> [Assigned task]: An exact reprint of all the records is the expected answer.

> [Records for the exercise]:
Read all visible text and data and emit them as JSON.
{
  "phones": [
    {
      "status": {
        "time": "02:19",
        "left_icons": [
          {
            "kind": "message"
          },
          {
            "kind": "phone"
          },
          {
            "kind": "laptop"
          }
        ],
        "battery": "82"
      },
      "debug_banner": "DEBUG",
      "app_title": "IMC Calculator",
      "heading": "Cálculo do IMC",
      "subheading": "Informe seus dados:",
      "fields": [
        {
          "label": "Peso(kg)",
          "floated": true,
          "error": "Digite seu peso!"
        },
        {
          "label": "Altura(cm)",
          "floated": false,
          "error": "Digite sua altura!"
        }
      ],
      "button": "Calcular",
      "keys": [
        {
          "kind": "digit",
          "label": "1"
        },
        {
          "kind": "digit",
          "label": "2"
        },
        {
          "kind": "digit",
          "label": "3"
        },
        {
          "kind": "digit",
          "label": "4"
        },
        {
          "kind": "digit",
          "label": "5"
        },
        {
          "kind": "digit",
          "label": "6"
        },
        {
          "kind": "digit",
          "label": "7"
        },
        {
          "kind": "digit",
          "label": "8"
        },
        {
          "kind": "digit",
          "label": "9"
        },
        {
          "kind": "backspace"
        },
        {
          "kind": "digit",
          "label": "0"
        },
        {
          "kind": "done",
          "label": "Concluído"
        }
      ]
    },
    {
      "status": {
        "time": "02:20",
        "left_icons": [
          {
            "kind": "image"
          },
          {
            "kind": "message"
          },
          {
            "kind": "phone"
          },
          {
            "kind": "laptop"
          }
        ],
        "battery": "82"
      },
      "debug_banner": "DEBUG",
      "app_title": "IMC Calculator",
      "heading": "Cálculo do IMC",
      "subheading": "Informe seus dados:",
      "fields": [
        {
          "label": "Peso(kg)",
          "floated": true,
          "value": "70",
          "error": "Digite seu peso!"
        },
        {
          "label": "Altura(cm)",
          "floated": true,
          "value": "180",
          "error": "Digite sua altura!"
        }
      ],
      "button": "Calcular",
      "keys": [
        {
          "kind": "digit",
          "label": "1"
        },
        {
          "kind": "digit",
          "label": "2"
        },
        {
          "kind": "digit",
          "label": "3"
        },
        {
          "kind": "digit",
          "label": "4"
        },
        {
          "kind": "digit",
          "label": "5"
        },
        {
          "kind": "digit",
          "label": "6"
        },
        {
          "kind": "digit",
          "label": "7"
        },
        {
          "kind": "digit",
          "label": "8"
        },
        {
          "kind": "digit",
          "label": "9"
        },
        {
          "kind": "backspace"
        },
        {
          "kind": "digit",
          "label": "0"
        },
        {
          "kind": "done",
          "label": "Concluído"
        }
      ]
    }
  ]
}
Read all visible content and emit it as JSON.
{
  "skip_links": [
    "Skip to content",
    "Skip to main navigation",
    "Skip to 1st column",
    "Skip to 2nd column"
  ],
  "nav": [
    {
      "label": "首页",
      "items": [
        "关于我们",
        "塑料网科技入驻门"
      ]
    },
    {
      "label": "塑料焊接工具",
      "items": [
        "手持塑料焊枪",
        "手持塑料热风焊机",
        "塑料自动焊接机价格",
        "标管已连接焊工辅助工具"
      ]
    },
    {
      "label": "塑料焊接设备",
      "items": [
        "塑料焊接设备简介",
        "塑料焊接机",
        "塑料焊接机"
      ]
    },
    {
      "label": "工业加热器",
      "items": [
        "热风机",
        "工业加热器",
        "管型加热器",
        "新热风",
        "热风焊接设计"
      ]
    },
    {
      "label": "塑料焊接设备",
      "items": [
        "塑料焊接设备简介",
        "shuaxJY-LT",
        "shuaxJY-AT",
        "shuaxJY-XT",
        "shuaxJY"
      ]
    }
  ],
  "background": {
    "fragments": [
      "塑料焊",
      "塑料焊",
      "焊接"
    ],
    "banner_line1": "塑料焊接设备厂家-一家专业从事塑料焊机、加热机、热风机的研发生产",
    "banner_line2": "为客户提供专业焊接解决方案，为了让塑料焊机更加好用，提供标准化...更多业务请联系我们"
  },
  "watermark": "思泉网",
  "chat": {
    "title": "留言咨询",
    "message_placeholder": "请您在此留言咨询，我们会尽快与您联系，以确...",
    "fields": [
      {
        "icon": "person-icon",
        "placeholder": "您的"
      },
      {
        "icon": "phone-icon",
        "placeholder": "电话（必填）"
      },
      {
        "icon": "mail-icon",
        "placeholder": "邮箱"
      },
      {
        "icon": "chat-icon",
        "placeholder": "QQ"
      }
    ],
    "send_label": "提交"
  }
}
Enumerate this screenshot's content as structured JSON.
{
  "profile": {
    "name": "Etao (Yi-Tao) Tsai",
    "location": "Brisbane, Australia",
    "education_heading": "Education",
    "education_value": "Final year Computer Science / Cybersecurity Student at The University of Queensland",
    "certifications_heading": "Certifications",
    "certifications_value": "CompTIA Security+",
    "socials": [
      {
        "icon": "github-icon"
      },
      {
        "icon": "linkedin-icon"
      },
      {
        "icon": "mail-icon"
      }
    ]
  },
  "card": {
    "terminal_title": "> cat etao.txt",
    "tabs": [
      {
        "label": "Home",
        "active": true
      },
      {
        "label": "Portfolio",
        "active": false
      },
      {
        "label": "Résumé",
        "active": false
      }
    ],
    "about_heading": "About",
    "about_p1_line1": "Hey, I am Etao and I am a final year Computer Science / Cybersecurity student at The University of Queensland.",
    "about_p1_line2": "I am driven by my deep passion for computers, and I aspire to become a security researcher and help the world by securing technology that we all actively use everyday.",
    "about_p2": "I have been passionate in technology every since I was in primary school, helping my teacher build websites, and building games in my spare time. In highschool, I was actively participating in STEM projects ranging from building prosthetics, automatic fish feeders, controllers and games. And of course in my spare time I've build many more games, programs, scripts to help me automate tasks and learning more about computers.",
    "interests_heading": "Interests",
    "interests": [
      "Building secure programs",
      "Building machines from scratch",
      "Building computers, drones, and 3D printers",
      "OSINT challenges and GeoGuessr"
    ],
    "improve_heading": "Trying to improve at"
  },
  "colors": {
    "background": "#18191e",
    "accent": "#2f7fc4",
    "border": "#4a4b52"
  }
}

> [Result below]:
Read all visible text and data and emit them as JSON.
{
  "phones": [
    {
      "status": {
        "time": "02:19",
        "left_icons": [
          {
            "kind": "message"
          },
          {
            "kind": "phone"
          },
          {
            "kind": "laptop"
          }
        ],
        "battery": "82"
      },
      "debug_banner": "DEBUG",
      "app_title": "IMC Calculator",
      "heading": "Cálculo do IMC",
      "subheading": "Informe seus dados:",
      "fields": [
        {
          "label": "Peso(kg)",
          "floated": true,
          "error": "Digite seu peso!"
        },
        {
          "label": "Altura(cm)",
          "floated": false,
          "error": "Digite sua altura!"
        }
      ],
      "button": "Calcular",
      "keys": [
        {
          "kind": "digit",
          "label": "1"
        },
        {
          "kind": "digit",
          "label": "2"
        },
        {
          "kind": "digit",
          "label": "3"
        },
        {
          "kind": "digit",
          "label": "4"
        },
        {
          "kind": "digit",
          "label": "5"
        },
        {
          "kind": "digit",
          "label": "6"
        },
        {
          "kind": "digit",
          "label": "7"
        },
        {
          "kind": "digit",
          "label": "8"
        },
        {
          "kind": "digit",
          "label": "9"
        },
        {
          "kind": "backspace"
        },
        {
          "kind": "digit",
          "label": "0"
        },
        {
          "kind": "done",
          "label": "Concluído"
        }
      ]
    },
    {
      "status": {
        "time": "02:20",
        "left_icons": [
          {
            "kind": "image"
          },
          {
            "kind": "message"
          },
          {
            "kind": "phone"
          },
          {
            "kind": "laptop"
          }
        ],
        "battery": "82"
      },
      "debug_banner": "DEBUG",
      "app_title": "IMC Calculator",
      "heading": "Cálculo do IMC",
      "subheading": "Informe seus dados:",
      "fields": [
        {
          "label": "Peso(kg)",
          "floated": true,
          "value": "70",
          "error": "Digite seu peso!"
        },
        {
          "label": "Altura(cm)",
          "floated": true,
          "value": "180",
          "error": "Digite sua altura!"
        }
      ],
      "button": "Calcular",
      "keys": [
        {
          "kind": "digit",
          "label": "1"
        },
        {
          "kind": "digit",
          "label": "2"
        },
        {
          "kind": "digit",
          "label": "3"
        },
        {
          "kind": "digit",
          "label": "4"
        },
        {
          "kind": "digit",
          "label": "5"
        },
        {
          "kind": "digit",
          "label": "6"
        },
        {
          "kind": "digit",
          "label": "7"
        },
        {
          "kind": "digit",
          "label": "8"
        },
        {
          "kind": "digit",
          "label": "9"
        },
        {
          "kind": "backspace"
        },
        {
          "kind": "digit",
          "label": "0"
        },
        {
          "kind": "done",
          "label": "Concluído"
        }
      ]
    }
  ]
}
Read all visible content and emit it as JSON.
{
  "skip_links": [
    "Skip to content",
    "Skip to main navigation",
    "Skip to 1st column",
    "Skip to 2nd column"
  ],
  "nav": [
    {
      "label": "首页",
      "items": [
        "关于我们",
        "塑料网科技入驻门"
      ]
    },
    {
      "label": "塑料焊接工具",
      "items": [
        "手持塑料焊枪",
        "手持塑料热风焊机",
        "塑料自动焊接机价格",
        "标管已连接焊工辅助工具"
      ]
    },
    {
      "label": "塑料焊接设备",
      "items": [
        "塑料焊接设备简介",
        "塑料焊接机",
        "塑料焊接机"
      ]
    },
    {
      "label": "工业加热器",
      "items": [
        "热风机",
        "工业加热器",
        "管型加热器",
        "新热风",
        "热风焊接设计"
      ]
    },
    {
      "label": "塑料焊接设备",
      "items": [
        "塑料焊接设备简介",
        "shuaxJY-LT",
        "shuaxJY-AT",
        "shuaxJY-XT",
        "shuaxJY"
      ]
    }
  ],
  "background": {
    "fragments": [
      "塑料焊",
      "塑料焊",
      "焊接"
    ],
    "banner_line1": "塑料焊接设备厂家-一家专业从事塑料焊机、加热机、热风机的研发生产",
    "banner_line2": "为客户提供专业焊接解决方案，为了让塑料焊机更加好用，提供标准化...更多业务请联系我们"
  },
  "watermark": "思泉网",
  "chat": {
    "title": "留言咨询",
    "message_placeholder": "请您在此留言咨询，我们会尽快与您联系，以确...",
    "fields": [
      {
        "icon": "person-icon",
        "placeholder": "您的"
      },
      {
        "icon": "phone-icon",
        "placeholder": "电话（必填）"
      },
      {
        "icon": "mail-icon",
        "placeholder": "邮箱"
      },
      {
        "icon": "chat-icon",
        "placeholder": "QQ"
      }
    ],
    "send_label": "提交"
  }
}
Enumerate this screenshot's content as structured JSON.
{
  "profile": {
    "name": "Etao (Yi-Tao) Tsai",
    "location": "Brisbane, Australia",
    "education_heading": "Education",
    "education_value": "Final year Computer Science / Cybersecurity Student at The University of Queensland",
    "certifications_heading": "Certifications",
    "certifications_value": "CompTIA Security+",
    "socials": [
      {
        "icon": "github-icon"
      },
      {
        "icon": "linkedin-icon"
      },
      {
        "icon": "mail-icon"
      }
    ]
  },
  "card": {
    "terminal_title": "> cat etao.txt",
    "tabs": [
      {
        "label": "Home",
        "active": true
      },
      {
        "label": "Portfolio",
        "active": false
      },
      {
        "label": "Résumé",
        "active": false
      }
    ],
    "about_heading": "About",
    "about_p1_line1": "Hey, I am Etao and I am a final year Computer Science / Cybersecurity student at The University of Queensland.",
    "about_p1_line2": "I am driven by my deep passion for computers, and I aspire to become a security researcher and help the world by securing technology that we all actively use everyday.",
    "about_p2": "I have been passionate in technology every since I was in primary school, helping my teacher build websites, and building games in my spare time. In highschool, I was actively participating in STEM projects ranging from building prosthetics, automatic fish feeders, controllers and games. And of course in my spare time I've build many more games, programs, scripts to help me automate tasks and learning more about computers.",
    "interests_heading": "Interests",
    "interests": [
      "Building secure programs",
      "Building machines from scratch",
      "Building computers, drones, and 3D printers",
      "OSINT challenges and GeoGuessr"
    ],
    "improve_heading": "Trying to improve at"
  },
  "colors": {
    "background": "#18191e",
    "accent": "#2f7fc4",
    "border": "#4a4b52"
  }
}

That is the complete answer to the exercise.